In one of the biggest breakthroughs in schizophrenia research in recent times, Professor Cyndi Shannon Weickert at Neuroscience Research Australia (NeuRA) has identified immune cells in greater amounts of some people with schizophrenia. The study published in *Molecular Psychiatry has the potential to transform global schizophrenia research and open new avenues for developing targeted immune cell therapies.
To understand the significance of this discovery Professor Shannon Weickert says you first need to understand that most scientists have had a long held a belief that immune cells were independent from the brain pathology in psychotic illness.
“In our study, we challenged this assumption that immune cells were independent of the brain in psychiatric illness and made an exciting discovery. We have identified immune cells as a new player in the brain pathology of schizophrenia said Professor Shannon Weickert.
Current schizophrenia research has focused on the status of three brain cells: the neurons, the glial cells which support the neurons, and the endothelial cells which coat the blood vessels. Employing new molecular techniques allowed Professor Shannon Weickert and her team identified the presence of a fourth type of cell in the brain tissue of people with schizophrenia who show high levels of inflammation: macrophages a type of immune cell.
“Immune cells have previously been ignored as they had long been viewed simply as travelers just thought to be passing by, undertaking some sort of surveillance work. They have never been a suspect until now,” said Professor Shannon Weickert.
“To find immune cells along the brain barrier in increased amounts of people with schizophrenia is an exciting discovery. It suggests that immune cells themselves may be producing these inflammatory signals in the brains of people living with schizophrenia.”
“We have observed that in people with schizophrenia, the glial cells, one of the local residents, become inflamed and produces distress signals which change the status of the endothelial cells, said Professor Shannon Weickert.
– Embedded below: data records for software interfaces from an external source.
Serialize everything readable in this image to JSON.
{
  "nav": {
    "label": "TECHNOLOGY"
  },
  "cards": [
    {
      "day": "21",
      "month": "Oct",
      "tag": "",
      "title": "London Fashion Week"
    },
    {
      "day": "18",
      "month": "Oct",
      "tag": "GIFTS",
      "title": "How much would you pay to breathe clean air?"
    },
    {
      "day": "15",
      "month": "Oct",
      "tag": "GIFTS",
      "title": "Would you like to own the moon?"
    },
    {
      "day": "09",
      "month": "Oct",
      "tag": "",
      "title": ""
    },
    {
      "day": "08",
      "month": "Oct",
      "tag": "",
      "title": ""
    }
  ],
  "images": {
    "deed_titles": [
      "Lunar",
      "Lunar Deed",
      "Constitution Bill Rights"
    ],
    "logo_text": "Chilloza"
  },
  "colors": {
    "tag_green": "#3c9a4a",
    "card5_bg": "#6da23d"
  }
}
“So what we think this may mean is that the endothelial cells extend sticky tentacles, so when the immune cells travel by, some are captured and may transmigrate across the blood brain barrier, entering the brain in greater amounts in some people with sci compared to people without the disorder.
With Professor Shannon Weickert’s graduate student Helen Cai as first author.
This discovery shows that specific immune cells are in the brains of some people with schizophrenia in close enough proximity to the neurons to do damage.
One in every 100 Australians are living with schizophrenia. No single cause for schizophrenia has been identified, and this has prevented the development of a cure. The current treatments for schizophrenia are designed to suppress symptoms rather than target underlying causes of the disorder. These drugs only partially relieve symptoms and can produce unwanted side effects.
This new discovery has the potential to change the direction of schizophrenia research. Prof SSW is encouraging a cross-collaborative approach between neuroscientists and immunologists globally, to work together to develop treatments targeting this abnormal immune pathology of schizophrenia”.
“This opens whole new avenues for therapy, because it suggests that the pathology of schizophrenia could be within the immune cells and that the immune cells could be contributing to the symptoms of schizophrenia.”